Learn the terminology in regards to homelessness, and soon, all aspects of the Citizens Again project such has project management, construction, and more.
The following definitions are taken from The 2019 Annual Homeless Assessment Report (AHAR) to Congress
Annual Homelessness Assessment Report (AHAR)
The AHAR is the annual report that HUD submits to the U.S. Congress. The report provides nationwide estimates of homelessness, including information on the demographic characteristics of homeless persons, service use patterns, and the capacity to house homeless persons. The report is based primarily on HMIS data.
Chronically Homeless Individual
Refers to an individual living in a place not meant for human habitation, who has a disability who has been continuously homeless for one year or more or has experienced at least four episodes of homelessness in the last three years where the combined length of time homeless on those occasions is at least 12 months.
Chronically Homeless People in Families
Refers to people in families in which the head of household has a disability and has either been continuously homeless for one year or more or has experienced at least four episodes of homelessness in the last three years where the combined length of time homeless on those occasions is at least 12 months.
Continuums of Care (CoC)
These are local planning bodies responsible for coordinating the full range of homelessness services in a geographic area, which may cover a city, county, metropolitan area, or an entire state.
A facility with the primary purpose of providing temporary shelter for homeless people.
Generally defined as someone living in facilities or in places not meant for human habitation, or lacks a fixed, regular, and adequate nighttime residence.
Housing First has become one of the most popular housing models for serving chronically homeless people. This approach is based on the understanding that homelessness is primarily a lack of housing and the fastest way to help a person out of homelessness is to provide that person with housing. The housing first approach focuses on providing housing as quickly as possible and subsequently providing services as needed and desired by the program participants. Housing First does not require people experiencing homelessness to address problems with drugs or alcohol, or behavioral problems. Individuals usually require paying partial rent, utilities, and services. Permanent Supportive Housing and Rapid Rehousing programs are based on the Housing First Model.

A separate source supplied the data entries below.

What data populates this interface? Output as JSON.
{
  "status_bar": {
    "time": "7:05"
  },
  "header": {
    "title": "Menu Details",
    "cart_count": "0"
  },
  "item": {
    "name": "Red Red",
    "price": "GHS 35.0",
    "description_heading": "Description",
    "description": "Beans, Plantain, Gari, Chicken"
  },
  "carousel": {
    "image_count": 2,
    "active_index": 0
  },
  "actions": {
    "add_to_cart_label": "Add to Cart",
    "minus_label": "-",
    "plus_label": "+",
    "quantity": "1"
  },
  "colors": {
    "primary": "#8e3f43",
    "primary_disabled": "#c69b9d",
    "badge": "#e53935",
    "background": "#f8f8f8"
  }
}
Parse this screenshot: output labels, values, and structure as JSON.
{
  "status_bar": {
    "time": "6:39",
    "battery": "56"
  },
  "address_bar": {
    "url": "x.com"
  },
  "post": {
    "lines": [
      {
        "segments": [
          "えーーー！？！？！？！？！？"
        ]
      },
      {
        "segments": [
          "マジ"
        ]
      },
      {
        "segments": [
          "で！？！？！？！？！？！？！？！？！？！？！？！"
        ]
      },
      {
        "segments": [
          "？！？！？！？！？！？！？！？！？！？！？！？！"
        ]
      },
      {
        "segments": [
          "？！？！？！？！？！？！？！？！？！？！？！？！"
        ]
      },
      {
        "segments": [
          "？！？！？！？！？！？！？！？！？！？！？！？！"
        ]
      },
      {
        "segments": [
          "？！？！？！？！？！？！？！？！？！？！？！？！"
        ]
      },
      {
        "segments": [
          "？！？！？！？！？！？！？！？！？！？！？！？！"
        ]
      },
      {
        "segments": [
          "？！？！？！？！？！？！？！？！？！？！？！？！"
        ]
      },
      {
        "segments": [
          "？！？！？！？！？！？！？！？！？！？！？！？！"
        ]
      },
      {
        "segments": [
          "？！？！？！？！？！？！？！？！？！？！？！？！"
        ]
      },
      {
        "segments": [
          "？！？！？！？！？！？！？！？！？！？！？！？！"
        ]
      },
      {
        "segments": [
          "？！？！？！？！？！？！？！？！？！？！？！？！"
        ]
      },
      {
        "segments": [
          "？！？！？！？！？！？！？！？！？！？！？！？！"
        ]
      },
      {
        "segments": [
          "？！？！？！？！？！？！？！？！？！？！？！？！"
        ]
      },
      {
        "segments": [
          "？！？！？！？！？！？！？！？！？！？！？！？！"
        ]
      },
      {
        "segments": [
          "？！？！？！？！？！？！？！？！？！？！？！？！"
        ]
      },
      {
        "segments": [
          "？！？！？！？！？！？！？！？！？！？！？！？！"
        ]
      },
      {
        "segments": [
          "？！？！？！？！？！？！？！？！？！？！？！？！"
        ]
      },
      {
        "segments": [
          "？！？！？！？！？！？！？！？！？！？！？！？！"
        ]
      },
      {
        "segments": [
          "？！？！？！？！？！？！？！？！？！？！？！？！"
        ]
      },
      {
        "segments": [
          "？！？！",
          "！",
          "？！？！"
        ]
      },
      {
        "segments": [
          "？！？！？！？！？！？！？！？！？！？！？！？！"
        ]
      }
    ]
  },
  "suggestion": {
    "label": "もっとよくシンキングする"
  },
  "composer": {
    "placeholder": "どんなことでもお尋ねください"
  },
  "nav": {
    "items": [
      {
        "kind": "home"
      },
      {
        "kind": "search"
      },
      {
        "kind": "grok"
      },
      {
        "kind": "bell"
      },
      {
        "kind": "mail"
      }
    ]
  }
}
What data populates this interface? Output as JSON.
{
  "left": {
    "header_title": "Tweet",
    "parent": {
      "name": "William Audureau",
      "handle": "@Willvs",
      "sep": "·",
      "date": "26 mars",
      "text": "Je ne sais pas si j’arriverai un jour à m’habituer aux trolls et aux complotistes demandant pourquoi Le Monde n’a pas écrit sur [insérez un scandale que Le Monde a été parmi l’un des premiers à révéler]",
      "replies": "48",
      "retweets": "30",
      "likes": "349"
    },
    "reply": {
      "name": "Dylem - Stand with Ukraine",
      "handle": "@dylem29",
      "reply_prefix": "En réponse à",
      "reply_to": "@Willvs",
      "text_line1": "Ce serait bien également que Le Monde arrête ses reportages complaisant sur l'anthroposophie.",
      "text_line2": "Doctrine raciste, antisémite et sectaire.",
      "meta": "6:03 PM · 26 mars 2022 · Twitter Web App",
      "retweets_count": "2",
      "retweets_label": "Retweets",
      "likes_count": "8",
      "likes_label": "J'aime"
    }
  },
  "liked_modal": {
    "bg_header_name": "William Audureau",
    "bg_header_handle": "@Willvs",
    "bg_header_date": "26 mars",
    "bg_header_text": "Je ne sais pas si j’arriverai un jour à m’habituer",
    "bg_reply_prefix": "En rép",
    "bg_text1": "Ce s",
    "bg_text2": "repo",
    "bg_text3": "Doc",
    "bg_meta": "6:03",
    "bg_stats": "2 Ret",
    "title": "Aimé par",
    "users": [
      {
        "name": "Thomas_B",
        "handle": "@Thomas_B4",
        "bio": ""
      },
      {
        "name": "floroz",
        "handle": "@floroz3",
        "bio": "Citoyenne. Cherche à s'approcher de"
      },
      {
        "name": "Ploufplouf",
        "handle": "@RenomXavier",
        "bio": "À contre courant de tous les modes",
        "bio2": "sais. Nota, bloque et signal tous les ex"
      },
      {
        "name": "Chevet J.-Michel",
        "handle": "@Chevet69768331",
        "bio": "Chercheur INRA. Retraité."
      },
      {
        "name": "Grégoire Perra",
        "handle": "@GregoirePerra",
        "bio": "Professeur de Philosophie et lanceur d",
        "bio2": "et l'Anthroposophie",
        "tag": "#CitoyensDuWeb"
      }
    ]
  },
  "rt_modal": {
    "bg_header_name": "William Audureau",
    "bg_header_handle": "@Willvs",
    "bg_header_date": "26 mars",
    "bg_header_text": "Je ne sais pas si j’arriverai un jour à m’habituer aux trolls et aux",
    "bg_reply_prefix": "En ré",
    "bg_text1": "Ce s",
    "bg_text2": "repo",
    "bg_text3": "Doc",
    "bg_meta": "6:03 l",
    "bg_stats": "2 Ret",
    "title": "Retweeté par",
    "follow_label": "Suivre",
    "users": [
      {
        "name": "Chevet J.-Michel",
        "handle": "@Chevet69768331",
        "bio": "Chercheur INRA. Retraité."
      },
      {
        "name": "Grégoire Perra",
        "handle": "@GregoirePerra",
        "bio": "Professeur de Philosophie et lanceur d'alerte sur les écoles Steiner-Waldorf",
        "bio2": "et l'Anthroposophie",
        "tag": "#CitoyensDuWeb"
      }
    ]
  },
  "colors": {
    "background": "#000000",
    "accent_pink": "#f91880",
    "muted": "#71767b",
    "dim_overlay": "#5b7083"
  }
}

Refers to a person who is not part of a family with children during an episode of homelessness. Individuals may be homeless as single adults, unaccompanied youth, or in multiple-adult or multiple-child households.
Housing Inventory Count (HIC)
This is produced by each CoC and provides an annual inventory of beds that assist people in the CoC who are experiencing homelessness or leaving homelessness.
HUD is the federal government’s Housing and Urban Development.
Other Permanent Housing
Housing with or without services that is specifically for formerly homeless people but that does not require people to have a disability.
They are people under age 25 who are the parents or legal guardians of one or more children (under age 18) who are present with or sleeping in the same place as that youth parent, where there is no person over age 24 in the household.
Parenting Youth Household
A household with at least one parenting youth and the child or children for whom the parenting youth is the parent or legal guardian.
People in Families with Children
People who are homeless as part of a household that has at least one adult (age 18 and older) and one child (under age 18).
Point-in-Time (PIT) Count
Refers to the Homeless Census and Survey that is undertaken every two years in the last ten days of January. It is mandatory for all jurisdictions receiving funding from HUD to undertake the Point-in-Time Count. The data gathered from the count helps the County and local homeless service providers to better understand the needs of the community, evaluate the current system of services, and apply for federal and local funding.
Permanent Supportive Housing (PSH)
A housing model designed to provide housing assistance (project- and tenant-based) and supportive services on a long-term basis to formerly homeless people. HUD’s Continuum of Care program, authorized by the McKinney-Vento Act, funds PSH and requires that the client have a disability for eligibility.
A housing model designed to provide temporary housing assistance to people experiencing homelessness, moving them quickly out of homelessness and into permanent housing.
These provide temporary shelter and services to hard-to-serve individuals.
Refers to people who are staying in emergency shelters, transitional housing programs, or safe havens.
Transitional Housing Programs
Provides people experiencing homelessness a place to stay combined with supportive services for up to 24 months.
Unaccompanied Homeless Youth (under 18)
These are people in households with only children who are not part of a family with children or accompanied by their parent or guardian during their episode of homelessness, and who are under the age of 18.
Unaccompanied Homeless Youth (18-24)
People in households without children who are not part of a family with children or accompanied by their parent or guardian during their episode of homelessness, and who are between the ages of 18 and 24.
Refers to people whose primary nighttime location is a public or private place not designated for, or ordinarily used as, a regular sleeping accommodation for people (for example, the streets, vehicles, or parks).
Any person who served on active duty in the armed forces of the United States. This includes Reserves and National Guard members who were called up to active duty.